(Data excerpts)

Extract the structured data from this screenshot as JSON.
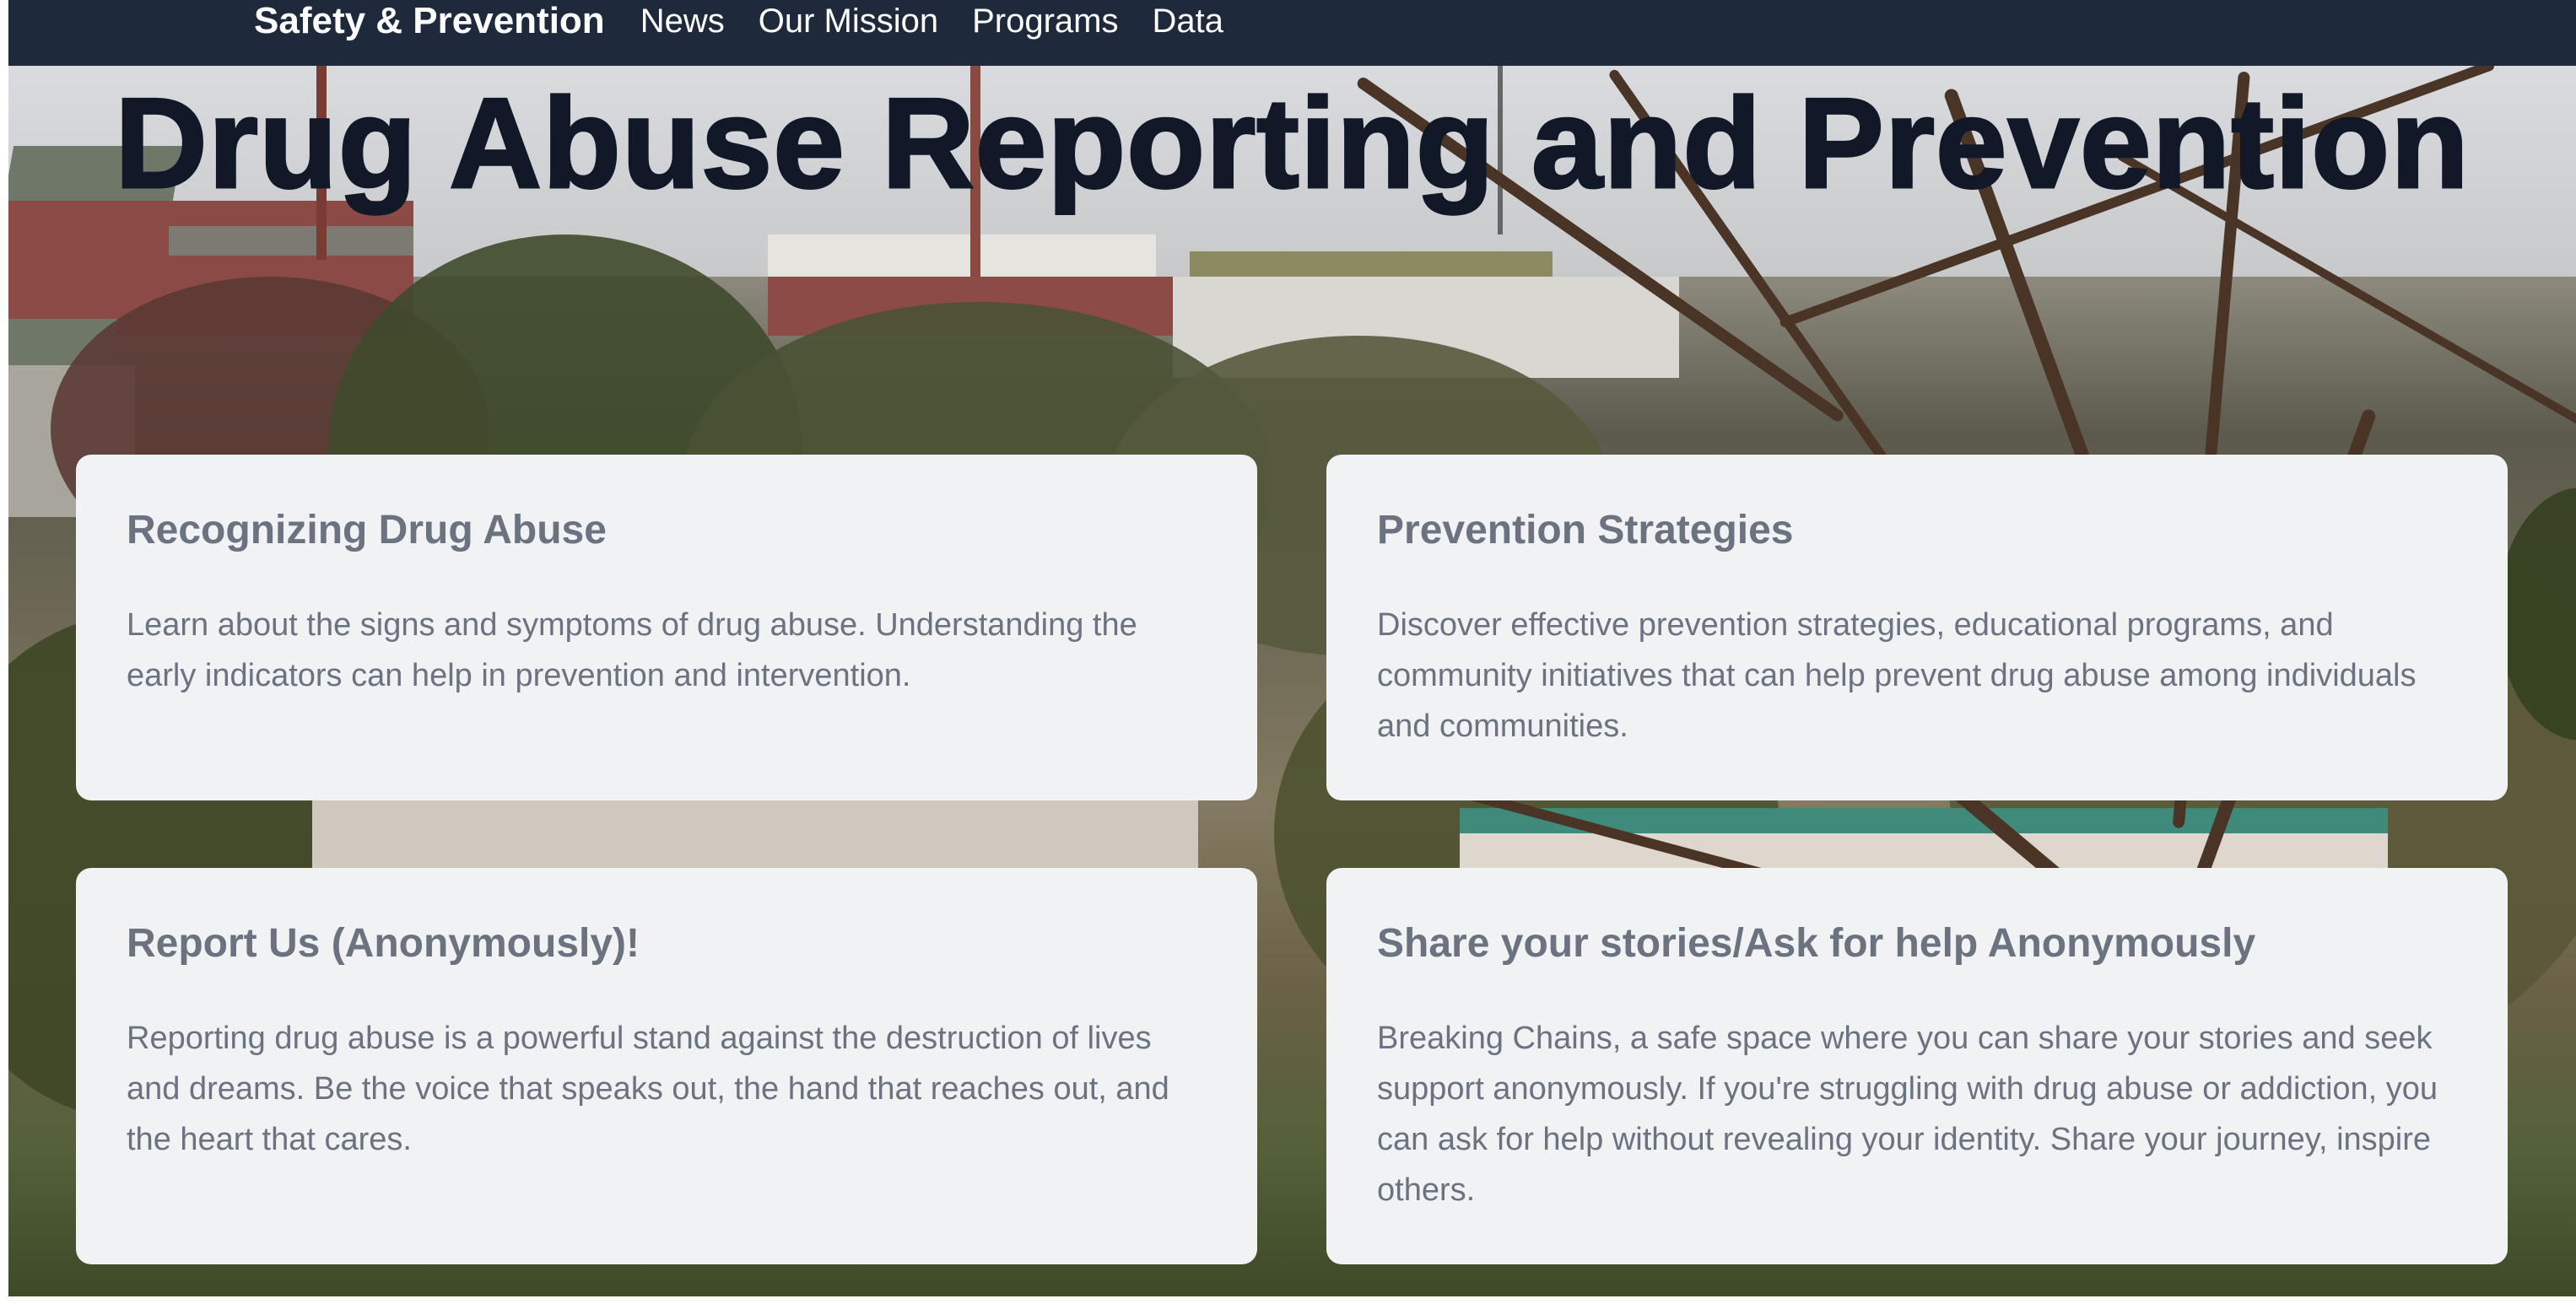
{
  "navbar": {
    "brand": "Safety & Prevention",
    "links": [
      "News",
      "Our Mission",
      "Programs",
      "Data"
    ]
  },
  "hero": {
    "title": "Drug Abuse Reporting and Prevention"
  },
  "cards": [
    {
      "heading": "Recognizing Drug Abuse",
      "text": "Learn about the signs and symptoms of drug abuse. Understanding the early indicators can help in prevention and intervention."
    },
    {
      "heading": "Prevention Strategies",
      "text": "Discover effective prevention strategies, educational programs, and community initiatives that can help prevent drug abuse among individuals and communities."
    },
    {
      "heading": "Report Us (Anonymously)!",
      "text": "Reporting drug abuse is a powerful stand against the destruction of lives and dreams. Be the voice that speaks out, the hand that reaches out, and the heart that cares."
    },
    {
      "heading": "Share your stories/Ask for help Anonymously",
      "text": "Breaking Chains, a safe space where you can share your stories and seek support anonymously. If you're struggling with drug abuse or addiction, you can ask for help without revealing your identity. Share your journey, inspire others."
    }
  ],
  "colors": {
    "navbar_bg": "#1e293b",
    "card_bg": "#f1f2f4",
    "card_text": "#6b7280",
    "title_text": "#111827"
  }
}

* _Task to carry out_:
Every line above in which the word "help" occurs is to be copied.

* _Result below_:
      "text": "Learn about the signs and symptoms of drug abuse. Understanding the early indicators can help in prevention and intervention."
      "text": "Discover effective prevention strategies, educational programs, and community initiatives that can help prevent drug abuse among individuals and communities."
      "heading": "Share your stories/Ask for help Anonymously",
      "text": "Breaking Chains, a safe space where you can share your stories and seek support anonymously. If you're struggling with drug abuse or addiction, you can ask for help without revealing your identity. Share your journey, inspire others."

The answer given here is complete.